• Assigned task: Each line of the records that holds the word "icon" should be copied out.

Source data:
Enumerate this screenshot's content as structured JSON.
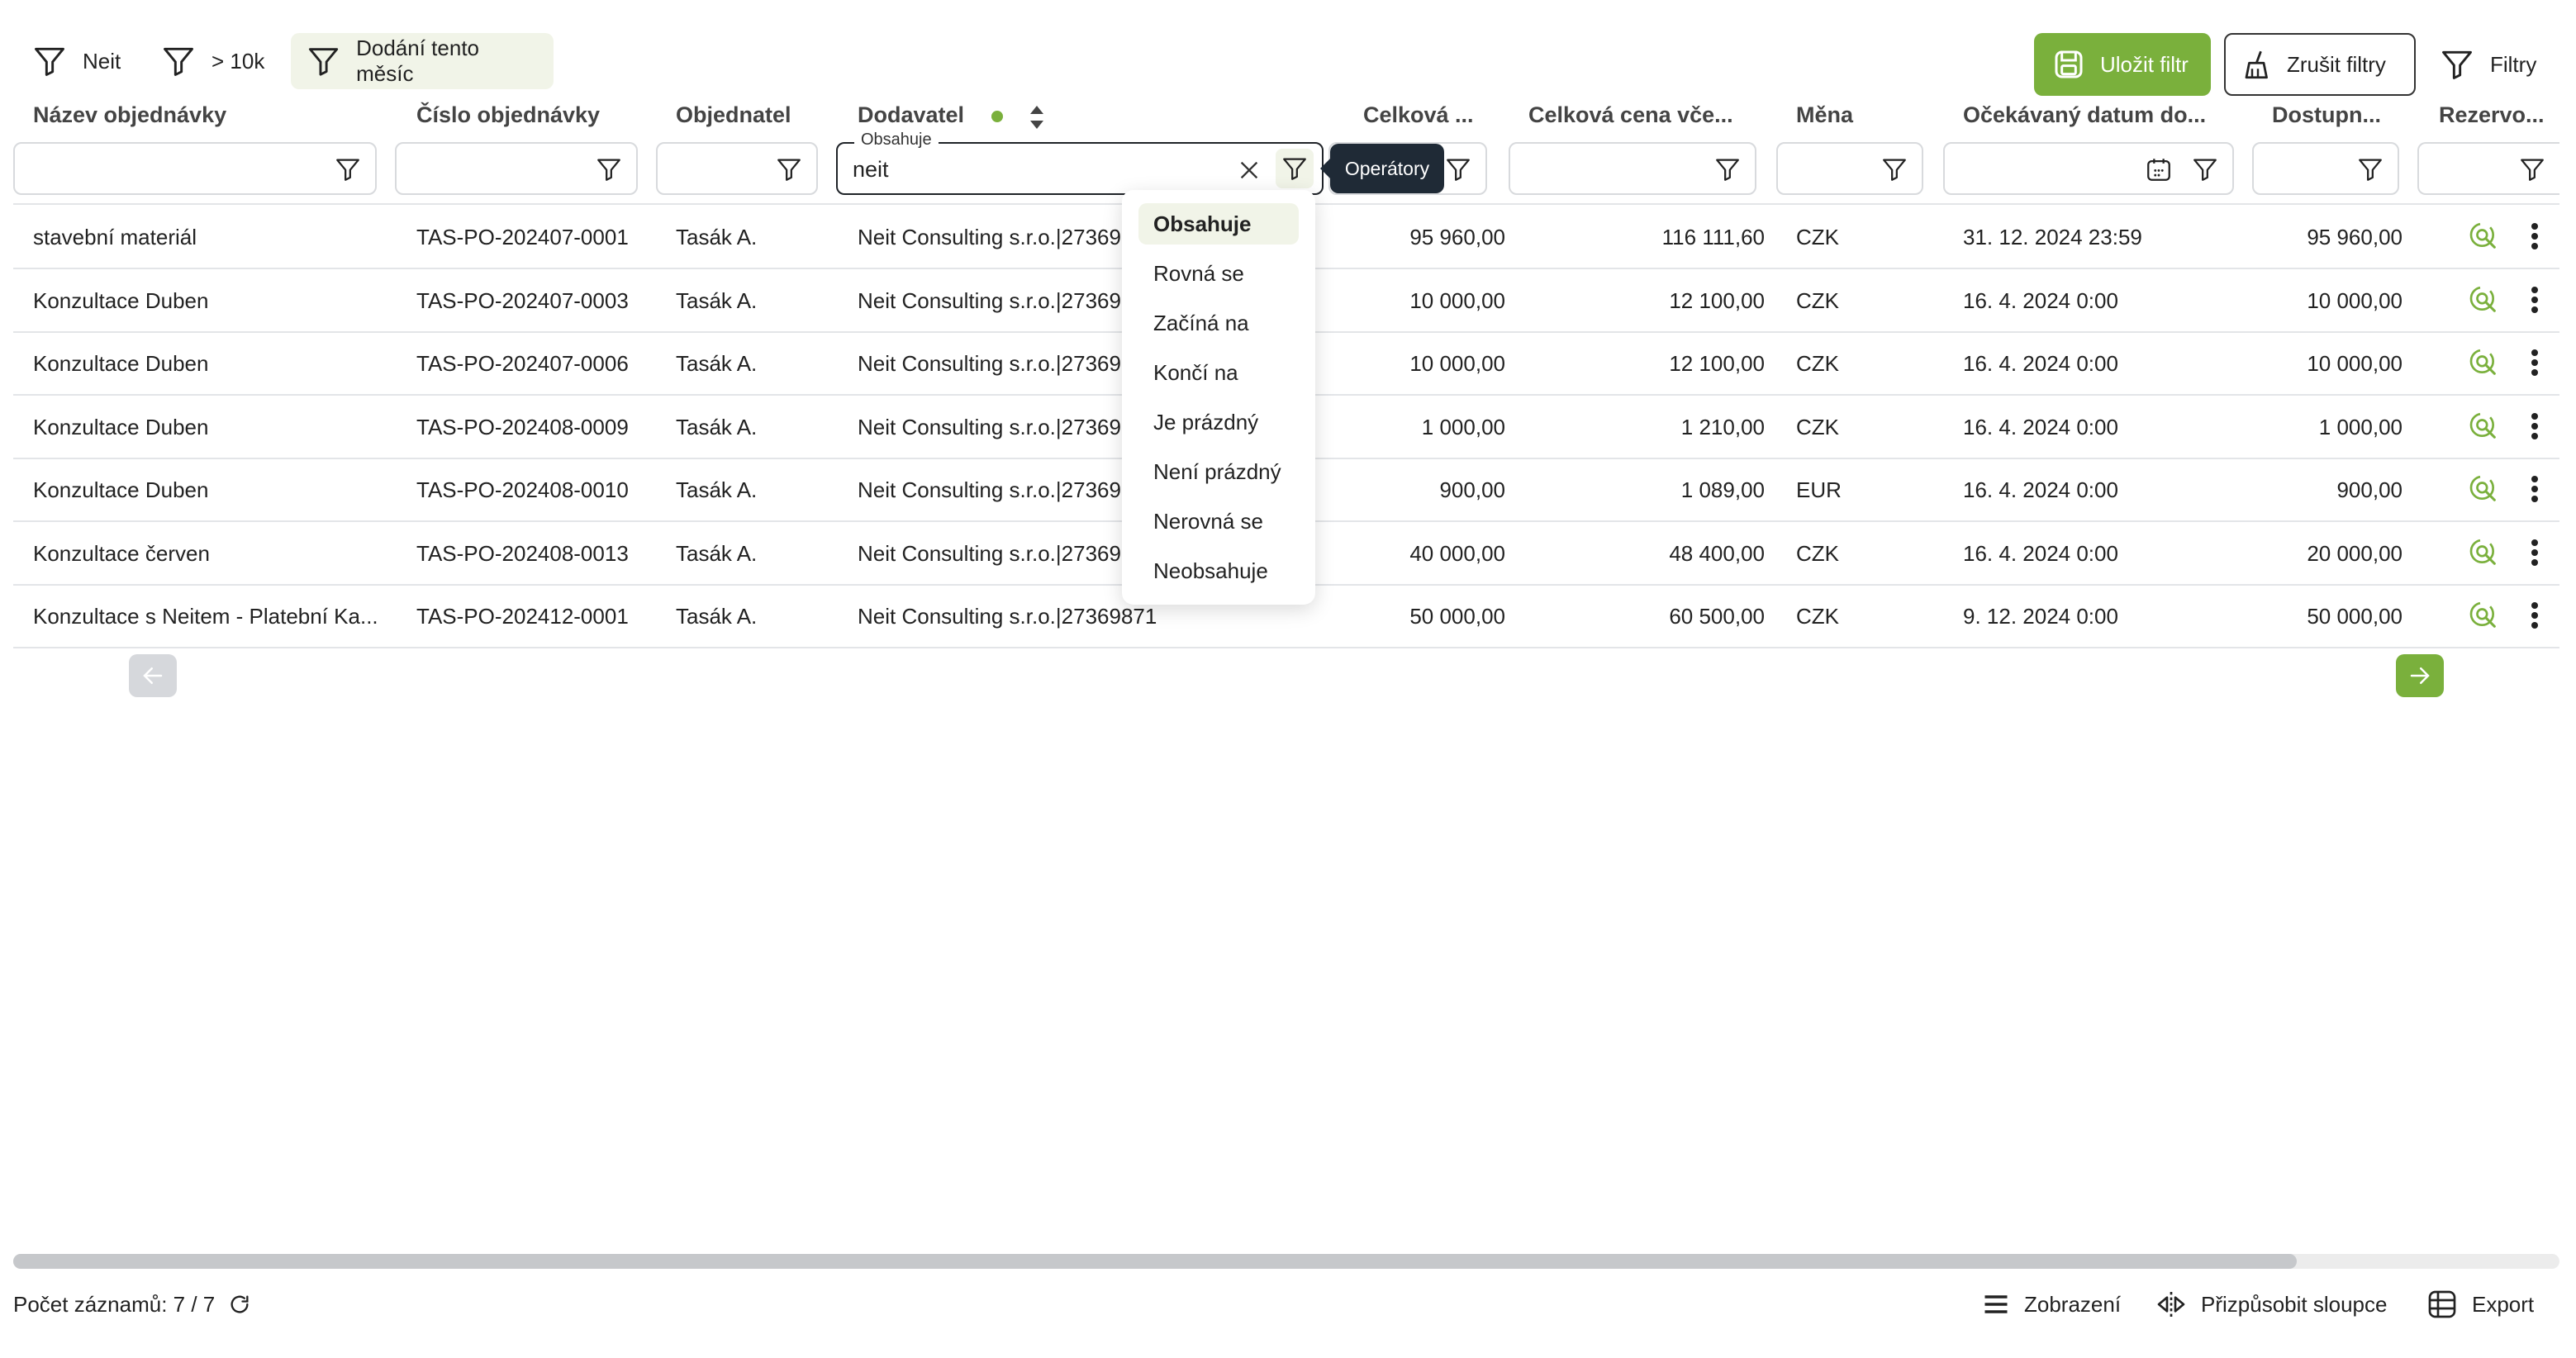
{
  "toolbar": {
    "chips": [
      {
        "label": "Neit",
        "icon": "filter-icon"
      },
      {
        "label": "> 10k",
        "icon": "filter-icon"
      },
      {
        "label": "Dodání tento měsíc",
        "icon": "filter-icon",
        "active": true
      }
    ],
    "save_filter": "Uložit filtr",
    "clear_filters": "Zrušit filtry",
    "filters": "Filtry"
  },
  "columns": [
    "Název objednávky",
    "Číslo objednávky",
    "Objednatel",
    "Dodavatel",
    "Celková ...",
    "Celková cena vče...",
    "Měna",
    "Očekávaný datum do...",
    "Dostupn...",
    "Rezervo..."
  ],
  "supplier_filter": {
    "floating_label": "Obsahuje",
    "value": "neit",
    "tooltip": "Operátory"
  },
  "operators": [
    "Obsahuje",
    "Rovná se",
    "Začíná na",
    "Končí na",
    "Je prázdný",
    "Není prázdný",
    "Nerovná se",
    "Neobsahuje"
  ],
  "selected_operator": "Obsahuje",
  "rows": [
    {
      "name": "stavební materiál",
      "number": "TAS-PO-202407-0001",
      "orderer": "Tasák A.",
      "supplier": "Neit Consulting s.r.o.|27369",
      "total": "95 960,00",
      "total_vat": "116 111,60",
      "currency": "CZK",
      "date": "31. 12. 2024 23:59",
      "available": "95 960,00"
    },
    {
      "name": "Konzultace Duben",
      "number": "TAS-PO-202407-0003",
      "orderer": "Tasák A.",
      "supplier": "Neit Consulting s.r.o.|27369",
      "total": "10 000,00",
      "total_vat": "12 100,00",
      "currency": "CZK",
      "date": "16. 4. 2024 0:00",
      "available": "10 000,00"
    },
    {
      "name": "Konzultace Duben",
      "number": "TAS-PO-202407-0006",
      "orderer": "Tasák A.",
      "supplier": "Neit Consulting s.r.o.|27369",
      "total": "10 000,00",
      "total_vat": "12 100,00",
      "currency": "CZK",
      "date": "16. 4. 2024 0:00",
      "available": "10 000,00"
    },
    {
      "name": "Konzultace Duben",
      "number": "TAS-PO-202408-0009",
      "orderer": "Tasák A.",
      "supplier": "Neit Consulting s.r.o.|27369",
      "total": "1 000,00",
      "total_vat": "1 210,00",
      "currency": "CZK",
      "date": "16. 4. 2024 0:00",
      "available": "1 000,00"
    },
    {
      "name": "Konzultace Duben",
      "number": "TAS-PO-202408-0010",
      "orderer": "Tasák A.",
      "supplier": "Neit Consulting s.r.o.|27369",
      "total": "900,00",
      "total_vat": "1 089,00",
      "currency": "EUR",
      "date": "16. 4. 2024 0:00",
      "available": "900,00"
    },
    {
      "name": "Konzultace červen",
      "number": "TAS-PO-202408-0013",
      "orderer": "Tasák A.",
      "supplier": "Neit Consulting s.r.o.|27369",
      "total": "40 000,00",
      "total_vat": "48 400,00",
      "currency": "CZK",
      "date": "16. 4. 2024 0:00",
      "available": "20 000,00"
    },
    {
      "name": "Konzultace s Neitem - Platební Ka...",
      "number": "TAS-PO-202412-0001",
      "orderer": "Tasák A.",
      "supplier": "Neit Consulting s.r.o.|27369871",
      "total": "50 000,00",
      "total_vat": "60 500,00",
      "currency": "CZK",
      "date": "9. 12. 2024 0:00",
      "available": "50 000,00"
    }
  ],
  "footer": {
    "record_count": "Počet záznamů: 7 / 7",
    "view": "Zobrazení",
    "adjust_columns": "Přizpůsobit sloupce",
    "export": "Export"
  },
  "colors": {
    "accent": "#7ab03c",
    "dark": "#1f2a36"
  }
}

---

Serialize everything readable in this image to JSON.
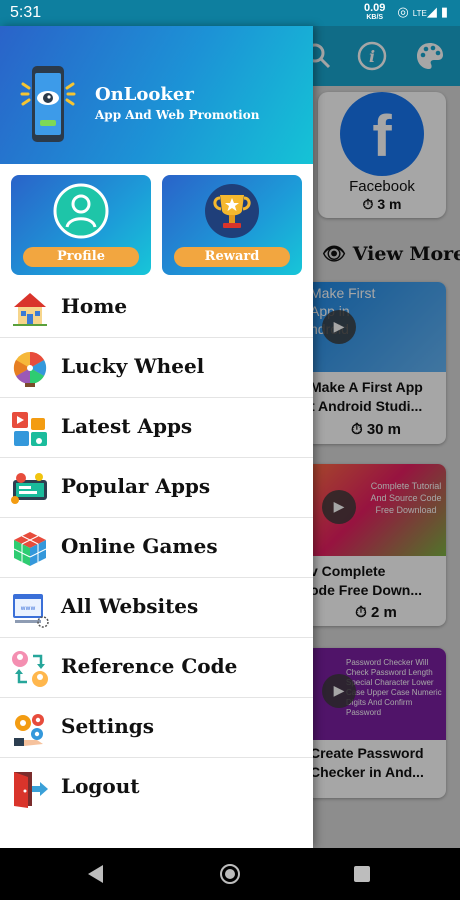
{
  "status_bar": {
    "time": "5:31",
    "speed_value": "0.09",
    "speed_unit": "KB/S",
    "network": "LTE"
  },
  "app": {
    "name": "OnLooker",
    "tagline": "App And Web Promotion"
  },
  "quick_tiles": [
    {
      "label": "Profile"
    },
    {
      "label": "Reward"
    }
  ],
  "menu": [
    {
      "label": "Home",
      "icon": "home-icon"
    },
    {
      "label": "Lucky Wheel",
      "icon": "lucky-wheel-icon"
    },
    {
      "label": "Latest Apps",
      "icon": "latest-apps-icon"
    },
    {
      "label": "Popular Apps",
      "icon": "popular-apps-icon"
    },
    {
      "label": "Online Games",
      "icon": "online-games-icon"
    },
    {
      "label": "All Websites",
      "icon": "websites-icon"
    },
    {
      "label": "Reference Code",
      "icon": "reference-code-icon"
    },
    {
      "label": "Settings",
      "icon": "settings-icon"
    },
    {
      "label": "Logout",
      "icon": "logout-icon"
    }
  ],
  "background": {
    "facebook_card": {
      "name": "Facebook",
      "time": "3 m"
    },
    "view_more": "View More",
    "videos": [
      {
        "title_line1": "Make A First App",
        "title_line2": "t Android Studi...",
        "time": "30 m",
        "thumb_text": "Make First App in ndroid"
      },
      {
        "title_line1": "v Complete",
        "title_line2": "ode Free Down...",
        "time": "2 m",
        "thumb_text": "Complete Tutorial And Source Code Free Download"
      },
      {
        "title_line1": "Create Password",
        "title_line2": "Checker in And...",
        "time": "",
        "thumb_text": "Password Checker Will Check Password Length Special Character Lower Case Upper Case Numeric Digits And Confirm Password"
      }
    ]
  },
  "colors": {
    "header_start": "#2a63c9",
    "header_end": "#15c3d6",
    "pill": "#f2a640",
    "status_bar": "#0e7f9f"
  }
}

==

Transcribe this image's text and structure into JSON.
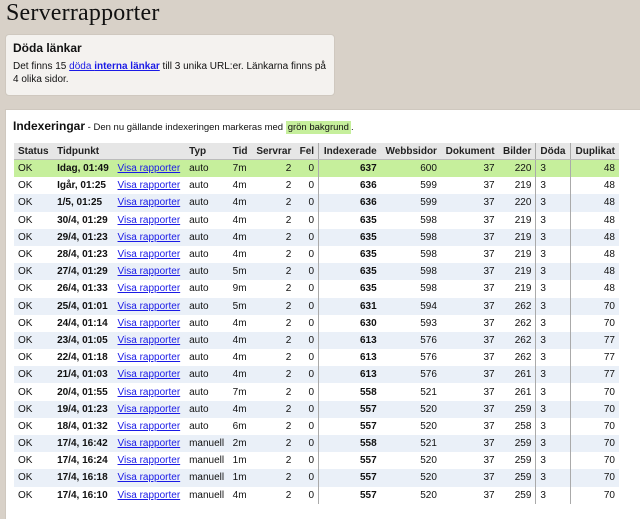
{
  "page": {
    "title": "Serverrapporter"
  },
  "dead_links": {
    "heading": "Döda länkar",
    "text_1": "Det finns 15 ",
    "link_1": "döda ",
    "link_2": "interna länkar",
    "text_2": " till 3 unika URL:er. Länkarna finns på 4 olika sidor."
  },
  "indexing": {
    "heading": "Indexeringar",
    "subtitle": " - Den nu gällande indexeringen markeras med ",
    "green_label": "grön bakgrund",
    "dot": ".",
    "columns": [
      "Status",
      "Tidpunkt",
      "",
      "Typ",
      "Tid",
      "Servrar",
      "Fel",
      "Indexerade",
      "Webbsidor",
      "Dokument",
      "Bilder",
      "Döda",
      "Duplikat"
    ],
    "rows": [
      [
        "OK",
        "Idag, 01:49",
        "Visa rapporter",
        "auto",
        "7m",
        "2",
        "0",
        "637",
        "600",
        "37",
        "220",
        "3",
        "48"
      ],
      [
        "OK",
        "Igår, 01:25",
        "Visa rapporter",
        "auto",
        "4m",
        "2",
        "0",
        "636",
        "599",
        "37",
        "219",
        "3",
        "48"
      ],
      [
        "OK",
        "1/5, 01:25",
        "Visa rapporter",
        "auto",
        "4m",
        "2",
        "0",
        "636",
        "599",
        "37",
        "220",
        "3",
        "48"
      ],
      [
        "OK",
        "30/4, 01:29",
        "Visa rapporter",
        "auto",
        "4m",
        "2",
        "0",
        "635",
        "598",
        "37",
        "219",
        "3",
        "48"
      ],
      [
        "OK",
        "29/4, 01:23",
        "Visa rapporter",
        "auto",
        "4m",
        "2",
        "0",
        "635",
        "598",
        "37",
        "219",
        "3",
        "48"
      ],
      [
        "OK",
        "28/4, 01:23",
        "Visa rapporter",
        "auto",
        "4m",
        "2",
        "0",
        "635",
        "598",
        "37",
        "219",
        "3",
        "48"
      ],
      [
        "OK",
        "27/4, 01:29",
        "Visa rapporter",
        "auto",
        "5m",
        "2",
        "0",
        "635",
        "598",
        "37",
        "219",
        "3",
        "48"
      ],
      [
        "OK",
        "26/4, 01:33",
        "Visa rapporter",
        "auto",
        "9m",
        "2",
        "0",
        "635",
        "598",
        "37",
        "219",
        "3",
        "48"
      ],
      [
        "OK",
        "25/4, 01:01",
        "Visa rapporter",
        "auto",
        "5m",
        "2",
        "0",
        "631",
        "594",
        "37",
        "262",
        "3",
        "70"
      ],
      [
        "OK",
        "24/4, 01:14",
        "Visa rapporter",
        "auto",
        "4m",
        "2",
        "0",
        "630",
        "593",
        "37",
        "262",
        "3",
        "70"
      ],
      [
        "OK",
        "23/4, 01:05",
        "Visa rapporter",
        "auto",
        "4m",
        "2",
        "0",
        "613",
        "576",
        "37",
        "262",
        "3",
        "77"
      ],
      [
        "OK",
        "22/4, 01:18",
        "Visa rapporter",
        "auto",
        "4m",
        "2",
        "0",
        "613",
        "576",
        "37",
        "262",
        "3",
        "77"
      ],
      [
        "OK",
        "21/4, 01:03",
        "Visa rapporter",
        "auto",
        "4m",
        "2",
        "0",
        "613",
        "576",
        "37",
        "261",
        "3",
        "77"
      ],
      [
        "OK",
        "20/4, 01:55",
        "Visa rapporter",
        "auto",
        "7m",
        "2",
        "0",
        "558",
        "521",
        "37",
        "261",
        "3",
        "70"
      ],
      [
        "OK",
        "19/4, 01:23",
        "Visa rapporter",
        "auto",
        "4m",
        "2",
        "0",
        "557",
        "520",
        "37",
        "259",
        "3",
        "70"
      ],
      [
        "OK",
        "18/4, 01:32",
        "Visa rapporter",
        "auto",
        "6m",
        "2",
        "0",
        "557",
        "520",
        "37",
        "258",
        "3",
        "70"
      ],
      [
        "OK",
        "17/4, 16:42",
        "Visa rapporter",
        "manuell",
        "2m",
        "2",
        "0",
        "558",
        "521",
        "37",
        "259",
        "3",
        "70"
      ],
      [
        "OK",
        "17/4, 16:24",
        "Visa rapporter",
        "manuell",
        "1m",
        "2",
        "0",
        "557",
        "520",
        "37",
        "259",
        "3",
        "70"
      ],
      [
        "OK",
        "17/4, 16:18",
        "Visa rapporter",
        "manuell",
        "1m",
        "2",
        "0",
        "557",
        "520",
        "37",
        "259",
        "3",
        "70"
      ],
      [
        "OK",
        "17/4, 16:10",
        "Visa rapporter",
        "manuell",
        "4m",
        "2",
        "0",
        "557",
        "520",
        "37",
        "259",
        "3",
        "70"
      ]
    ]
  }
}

• Answer section:
        "icon": "filter-icon"
        "icon": "filter-icon"
        "icon": "filter-icon",
      "icon": "home-icon"
      "icon": "lucky-wheel-icon"
      "icon": "latest-apps-icon"
      "icon": "popular-apps-icon"
      "icon": "online-games-icon"
      "icon": "websites-icon"
      "icon": "reference-code-icon"
      "icon": "settings-icon"
      "icon": "logout-icon"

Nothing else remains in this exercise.